> **What you should do**: In the entries below, copy only the lines from the one that contains "Output a JSON" through the last line, exactly, and omit any pictures.

> **Data for the task**:
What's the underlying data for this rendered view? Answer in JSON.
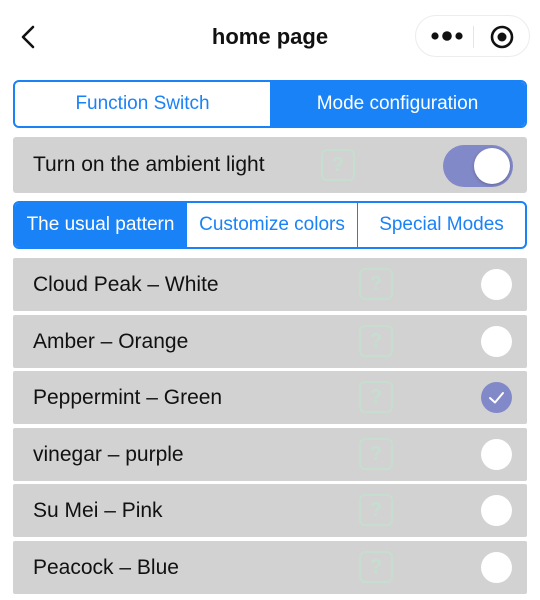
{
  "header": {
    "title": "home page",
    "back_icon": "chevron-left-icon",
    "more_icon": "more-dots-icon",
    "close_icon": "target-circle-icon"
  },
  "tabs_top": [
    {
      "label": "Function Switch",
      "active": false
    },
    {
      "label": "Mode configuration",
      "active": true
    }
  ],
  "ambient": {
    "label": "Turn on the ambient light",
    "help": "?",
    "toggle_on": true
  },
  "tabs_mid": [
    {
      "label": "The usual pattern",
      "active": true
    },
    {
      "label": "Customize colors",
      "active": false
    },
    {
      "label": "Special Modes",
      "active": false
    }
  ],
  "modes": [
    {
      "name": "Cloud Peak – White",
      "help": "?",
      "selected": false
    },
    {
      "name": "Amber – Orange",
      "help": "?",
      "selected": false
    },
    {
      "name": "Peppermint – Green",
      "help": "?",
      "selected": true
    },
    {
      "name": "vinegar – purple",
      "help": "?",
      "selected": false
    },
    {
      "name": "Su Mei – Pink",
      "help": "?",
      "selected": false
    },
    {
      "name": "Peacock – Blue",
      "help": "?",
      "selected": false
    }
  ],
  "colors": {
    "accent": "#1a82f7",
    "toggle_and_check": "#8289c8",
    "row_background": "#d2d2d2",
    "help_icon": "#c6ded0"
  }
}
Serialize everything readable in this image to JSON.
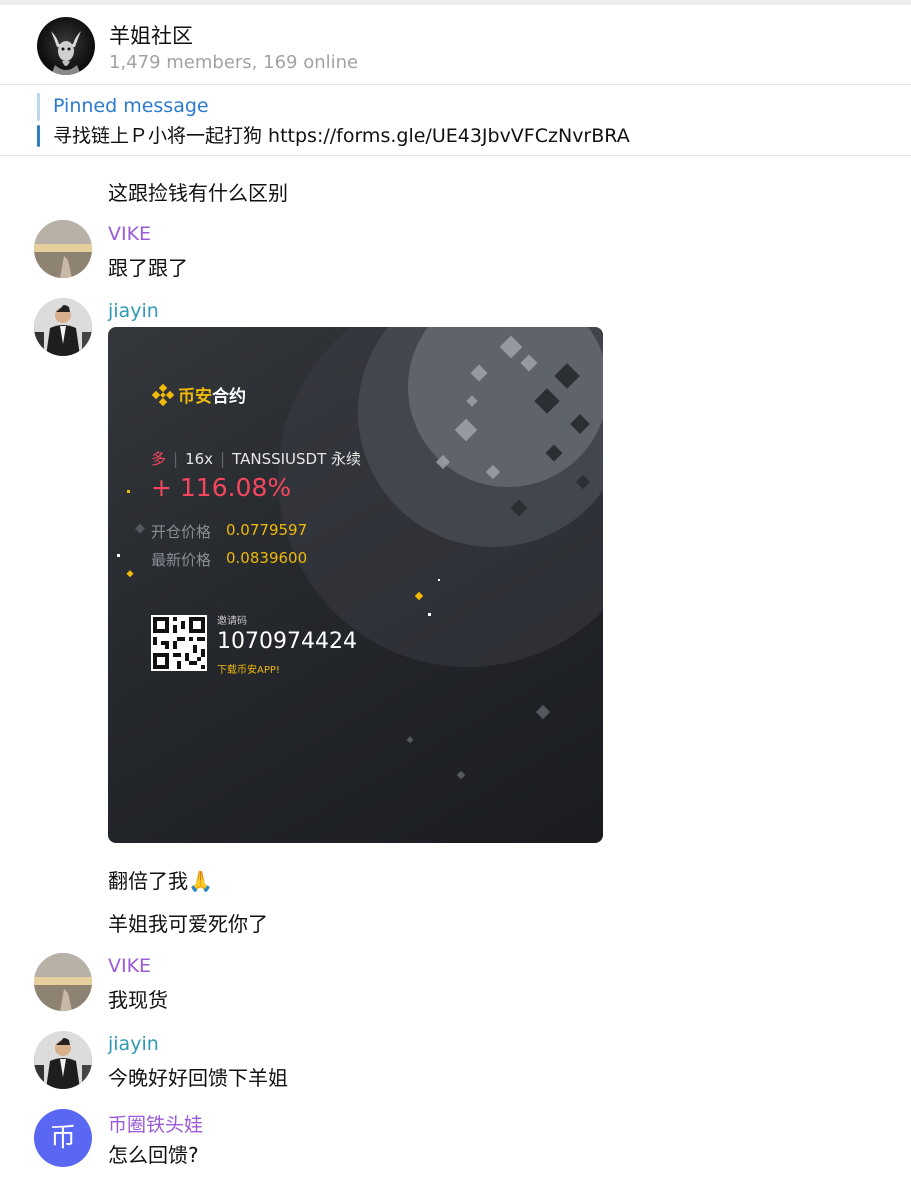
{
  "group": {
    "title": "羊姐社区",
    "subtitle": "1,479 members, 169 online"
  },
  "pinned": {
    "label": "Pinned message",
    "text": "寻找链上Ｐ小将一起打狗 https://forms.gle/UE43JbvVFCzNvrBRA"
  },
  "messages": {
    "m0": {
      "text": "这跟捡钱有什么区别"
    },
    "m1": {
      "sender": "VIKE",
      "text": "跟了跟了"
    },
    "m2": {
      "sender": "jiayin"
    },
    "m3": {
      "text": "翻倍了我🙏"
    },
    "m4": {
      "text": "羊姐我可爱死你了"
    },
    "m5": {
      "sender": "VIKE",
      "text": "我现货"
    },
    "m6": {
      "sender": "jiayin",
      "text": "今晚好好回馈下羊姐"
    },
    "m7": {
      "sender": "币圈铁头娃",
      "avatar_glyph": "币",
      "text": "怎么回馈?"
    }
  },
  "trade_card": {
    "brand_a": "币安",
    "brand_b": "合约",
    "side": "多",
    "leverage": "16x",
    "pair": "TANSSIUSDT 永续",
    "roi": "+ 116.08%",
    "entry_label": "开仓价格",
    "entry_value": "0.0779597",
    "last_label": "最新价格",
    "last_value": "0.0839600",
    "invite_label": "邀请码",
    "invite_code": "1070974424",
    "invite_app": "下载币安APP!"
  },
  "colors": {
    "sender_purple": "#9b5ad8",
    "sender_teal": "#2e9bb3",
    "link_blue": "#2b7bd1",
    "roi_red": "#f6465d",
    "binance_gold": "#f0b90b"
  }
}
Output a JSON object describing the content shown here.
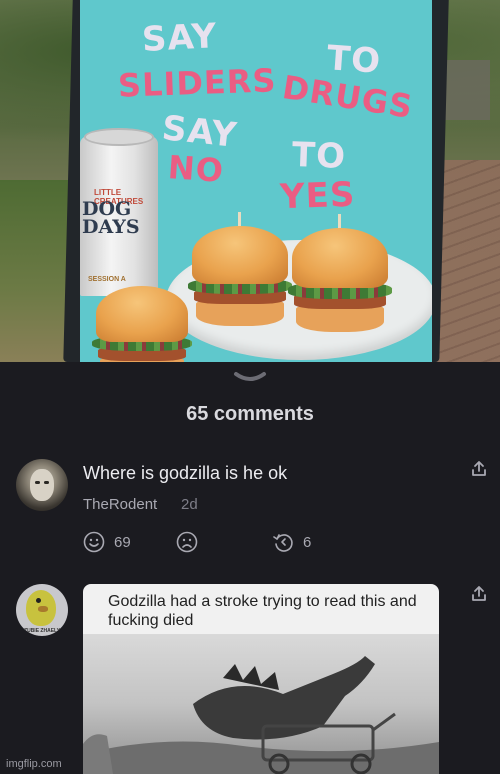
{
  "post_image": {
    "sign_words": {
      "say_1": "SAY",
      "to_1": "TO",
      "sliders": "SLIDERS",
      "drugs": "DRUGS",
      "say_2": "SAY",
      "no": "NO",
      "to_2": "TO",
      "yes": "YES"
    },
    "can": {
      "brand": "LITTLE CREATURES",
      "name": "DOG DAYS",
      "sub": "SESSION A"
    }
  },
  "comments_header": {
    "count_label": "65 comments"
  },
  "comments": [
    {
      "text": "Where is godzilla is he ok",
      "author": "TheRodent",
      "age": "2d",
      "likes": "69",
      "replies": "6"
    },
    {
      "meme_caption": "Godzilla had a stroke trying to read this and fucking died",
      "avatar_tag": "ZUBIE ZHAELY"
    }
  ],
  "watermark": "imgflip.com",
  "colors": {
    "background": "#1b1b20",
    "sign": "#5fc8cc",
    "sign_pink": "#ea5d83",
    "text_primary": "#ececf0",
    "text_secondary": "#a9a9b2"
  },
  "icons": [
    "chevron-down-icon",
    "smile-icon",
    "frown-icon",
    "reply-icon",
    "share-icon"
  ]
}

> **Response to this exercise**:
Output a JSON object describing the content shown here.
{
  "post_image": {
    "sign_words": {
      "say_1": "SAY",
      "to_1": "TO",
      "sliders": "SLIDERS",
      "drugs": "DRUGS",
      "say_2": "SAY",
      "no": "NO",
      "to_2": "TO",
      "yes": "YES"
    },
    "can": {
      "brand": "LITTLE CREATURES",
      "name": "DOG DAYS",
      "sub": "SESSION A"
    }
  },
  "comments_header": {
    "count_label": "65 comments"
  },
  "comments": [
    {
      "text": "Where is godzilla is he ok",
      "author": "TheRodent",
      "age": "2d",
      "likes": "69",
      "replies": "6"
    },
    {
      "meme_caption": "Godzilla had a stroke trying to read this and fucking died",
      "avatar_tag": "ZUBIE ZHAELY"
    }
  ],
  "watermark": "imgflip.com",
  "colors": {
    "background": "#1b1b20",
    "sign": "#5fc8cc",
    "sign_pink": "#ea5d83",
    "text_primary": "#ececf0",
    "text_secondary": "#a9a9b2"
  },
  "icons": [
    "chevron-down-icon",
    "smile-icon",
    "frown-icon",
    "reply-icon",
    "share-icon"
  ]
}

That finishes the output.